Click here for a short description of the site, as delivered by the state party.
Map of Jômon Archaeological Sites in Hokkaidô, Northern Tôhoku, and other regionsLoad map
The coordinates shown for all tentative sites were produced as a community effort. They are not official and may change on inscription.
I don't know what the rank of the 'Jomon sites' is among the current Japanese tentative sites. There's not really one site that jumps out from their current Tentative List, maybe one or two of the early industrial sites could be a good angle for Japan to choose. According to this report, the Tomioka Silk Mill indeed will be next (in 2014).
But you never know, so while travelling between the WHS of Hiraizumi and Shirakami-Sanchi I stopped by at one of the Jomon sites. These are a cluster of 15 prehistoric archeological sites at the northern tip of Tohoku province and the south of Hokkaido. I choose Sannai-Maruyama in Aomori city, both for its accessibility and because it seems to be the most developed location.
Directions by public transport were a bit sketchy, so I took a taxi from Aomori station to bring me some 7km to the outskirts of the city. In a true example of Japanese ways, the taxi driver with whom I had no language in common decided that I should make the best of my visit to Sannai-Maruyama and called ahead with his mobile to announce that an English speaking visitor was to arrive. He then went inside the main building with me to secure that I was given a volunteer guide that spoke English. The girls behind the desk were all very excited having a guest from 'Oranda' anyway.
So I went on to visit the site with the (at first hesistantly) English speaking guide. These remains of the Jomon period (5,500 - 4,000 years old) were only discovered in 1992 when they were to build a baseball stadium in this location. Many pit-dwellings, pillar-supported buildings, burial pits and jars, and lots of pottery were found. Sannai-Maruyama nowadays consists of an outdoor location with reconstructed buildings and archeological digs, and an indoor complex with a museum and shop/restaurant/experience-things.
Sites this age are always difficult to portray, and I must say that they've put a lot of effort in making the most of it. Some reconstructions to get a feel of what the dwellings people lived in must have looked like, but also open pits (covered by small buildings though to protect them) to show how the archeologists found it. The museum finally exhibits the major objects found here: jade rings, lots of spearpoints of course, decorated pottery and funny little clay figures probably used in rituals.

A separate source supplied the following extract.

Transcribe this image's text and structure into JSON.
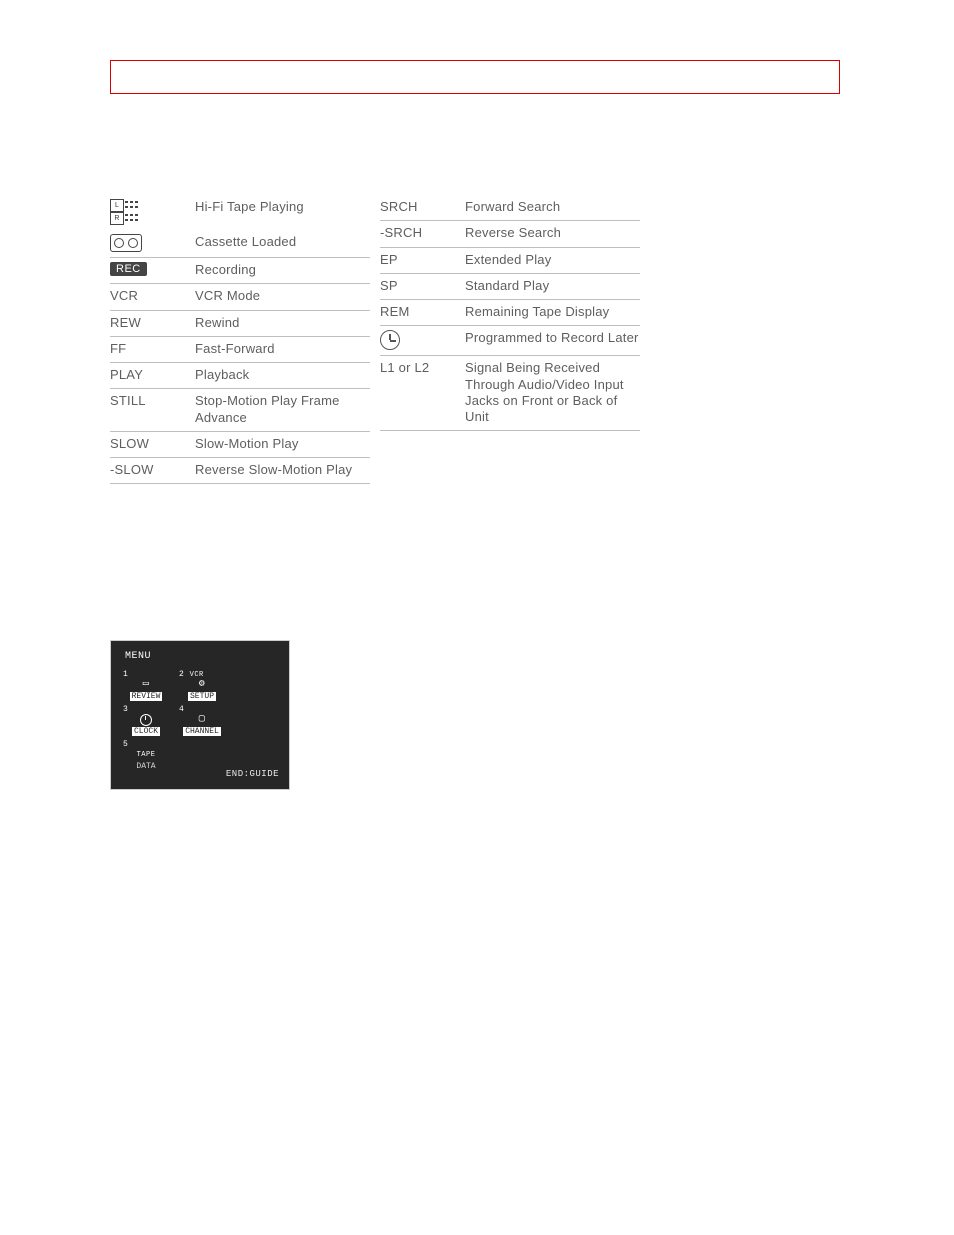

They are already enthousiastically looking forward to a possible WH status, which is mentioned in the English brochure and displayed prominently at the reception. I fear that its chances of getting in are low - it seems to lack the detailed study of sites like Catalhoyuk for example. I enjoyed my visit of about an hour anyway, and extended my stay in the area by going to the Aomori Museum of Art which lies a short walk away. It holds 3 large pieces by Marc Chagall, the statue of the Aomori-ken dog (8.5 meters high but cute anyway), the Hula-Hula room and more that will appeal to fans of modern art.
2009 Added to Tentative List
The site has 15 locations